Extract all records. Keep each one exact.

[Stored data entries]
=== Section Start ===

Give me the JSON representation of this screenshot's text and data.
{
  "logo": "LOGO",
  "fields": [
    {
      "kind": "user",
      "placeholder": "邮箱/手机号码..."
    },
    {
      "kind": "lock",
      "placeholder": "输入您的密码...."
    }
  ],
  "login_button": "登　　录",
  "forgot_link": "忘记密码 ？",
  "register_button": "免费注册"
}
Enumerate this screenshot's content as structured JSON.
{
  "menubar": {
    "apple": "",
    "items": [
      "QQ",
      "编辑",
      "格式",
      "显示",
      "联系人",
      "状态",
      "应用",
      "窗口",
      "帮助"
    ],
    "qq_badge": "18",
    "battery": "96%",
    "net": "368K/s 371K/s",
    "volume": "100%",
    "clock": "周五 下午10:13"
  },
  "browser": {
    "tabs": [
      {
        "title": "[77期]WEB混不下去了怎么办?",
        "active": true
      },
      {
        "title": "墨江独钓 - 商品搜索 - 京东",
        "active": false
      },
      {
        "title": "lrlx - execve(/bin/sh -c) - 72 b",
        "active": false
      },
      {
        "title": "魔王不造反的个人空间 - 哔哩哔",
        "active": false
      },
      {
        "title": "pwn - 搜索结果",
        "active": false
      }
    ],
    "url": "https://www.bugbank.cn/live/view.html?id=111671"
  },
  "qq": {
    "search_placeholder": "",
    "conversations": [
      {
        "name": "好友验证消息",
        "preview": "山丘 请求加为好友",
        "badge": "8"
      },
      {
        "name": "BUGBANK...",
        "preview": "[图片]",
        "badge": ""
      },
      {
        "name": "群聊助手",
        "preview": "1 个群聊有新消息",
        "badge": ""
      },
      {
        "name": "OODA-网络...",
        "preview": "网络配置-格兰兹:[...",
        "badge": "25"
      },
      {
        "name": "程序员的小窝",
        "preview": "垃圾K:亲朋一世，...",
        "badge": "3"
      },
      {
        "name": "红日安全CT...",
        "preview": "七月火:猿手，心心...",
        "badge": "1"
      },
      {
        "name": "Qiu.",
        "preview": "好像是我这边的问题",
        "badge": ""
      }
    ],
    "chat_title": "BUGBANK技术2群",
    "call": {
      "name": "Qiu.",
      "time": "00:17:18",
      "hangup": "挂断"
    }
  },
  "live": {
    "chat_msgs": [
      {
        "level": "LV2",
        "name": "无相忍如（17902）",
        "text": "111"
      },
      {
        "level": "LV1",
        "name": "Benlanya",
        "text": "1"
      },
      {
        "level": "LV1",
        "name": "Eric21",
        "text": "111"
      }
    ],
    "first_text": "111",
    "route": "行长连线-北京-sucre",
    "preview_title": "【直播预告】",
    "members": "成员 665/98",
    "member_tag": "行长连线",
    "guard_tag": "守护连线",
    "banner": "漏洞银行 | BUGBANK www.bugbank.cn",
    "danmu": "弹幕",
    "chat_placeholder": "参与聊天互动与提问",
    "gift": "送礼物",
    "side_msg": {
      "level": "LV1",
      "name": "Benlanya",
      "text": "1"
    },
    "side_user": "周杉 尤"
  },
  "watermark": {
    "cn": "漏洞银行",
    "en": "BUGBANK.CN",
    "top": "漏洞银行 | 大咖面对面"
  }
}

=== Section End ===

## Written response
Give me the JSON representation of this screenshot's text and data.
{
  "logo": "LOGO",
  "fields": [
    {
      "kind": "user",
      "placeholder": "邮箱/手机号码..."
    },
    {
      "kind": "lock",
      "placeholder": "输入您的密码...."
    }
  ],
  "login_button": "登　　录",
  "forgot_link": "忘记密码 ？",
  "register_button": "免费注册"
}
Enumerate this screenshot's content as structured JSON.
{
  "menubar": {
    "apple": "",
    "items": [
      "QQ",
      "编辑",
      "格式",
      "显示",
      "联系人",
      "状态",
      "应用",
      "窗口",
      "帮助"
    ],
    "qq_badge": "18",
    "battery": "96%",
    "net": "368K/s 371K/s",
    "volume": "100%",
    "clock": "周五 下午10:13"
  },
  "browser": {
    "tabs": [
      {
        "title": "[77期]WEB混不下去了怎么办?",
        "active": true
      },
      {
        "title": "墨江独钓 - 商品搜索 - 京东",
        "active": false
      },
      {
        "title": "lrlx - execve(/bin/sh -c) - 72 b",
        "active": false
      },
      {
        "title": "魔王不造反的个人空间 - 哔哩哔",
        "active": false
      },
      {
        "title": "pwn - 搜索结果",
        "active": false
      }
    ],
    "url": "https://www.bugbank.cn/live/view.html?id=111671"
  },
  "qq": {
    "search_placeholder": "",
    "conversations": [
      {
        "name": "好友验证消息",
        "preview": "山丘 请求加为好友",
        "badge": "8"
      },
      {
        "name": "BUGBANK...",
        "preview": "[图片]",
        "badge": ""
      },
      {
        "name": "群聊助手",
        "preview": "1 个群聊有新消息",
        "badge": ""
      },
      {
        "name": "OODA-网络...",
        "preview": "网络配置-格兰兹:[...",
        "badge": "25"
      },
      {
        "name": "程序员的小窝",
        "preview": "垃圾K:亲朋一世，...",
        "badge": "3"
      },
      {
        "name": "红日安全CT...",
        "preview": "七月火:猿手，心心...",
        "badge": "1"
      },
      {
        "name": "Qiu.",
        "preview": "好像是我这边的问题",
        "badge": ""
      }
    ],
    "chat_title": "BUGBANK技术2群",
    "call": {
      "name": "Qiu.",
      "time": "00:17:18",
      "hangup": "挂断"
    }
  },
  "live": {
    "chat_msgs": [
      {
        "level": "LV2",
        "name": "无相忍如（17902）",
        "text": "111"
      },
      {
        "level": "LV1",
        "name": "Benlanya",
        "text": "1"
      },
      {
        "level": "LV1",
        "name": "Eric21",
        "text": "111"
      }
    ],
    "first_text": "111",
    "route": "行长连线-北京-sucre",
    "preview_title": "【直播预告】",
    "members": "成员 665/98",
    "member_tag": "行长连线",
    "guard_tag": "守护连线",
    "banner": "漏洞银行 | BUGBANK www.bugbank.cn",
    "danmu": "弹幕",
    "chat_placeholder": "参与聊天互动与提问",
    "gift": "送礼物",
    "side_msg": {
      "level": "LV1",
      "name": "Benlanya",
      "text": "1"
    },
    "side_user": "周杉 尤"
  },
  "watermark": {
    "cn": "漏洞银行",
    "en": "BUGBANK.CN",
    "top": "漏洞银行 | 大咖面对面"
  }
}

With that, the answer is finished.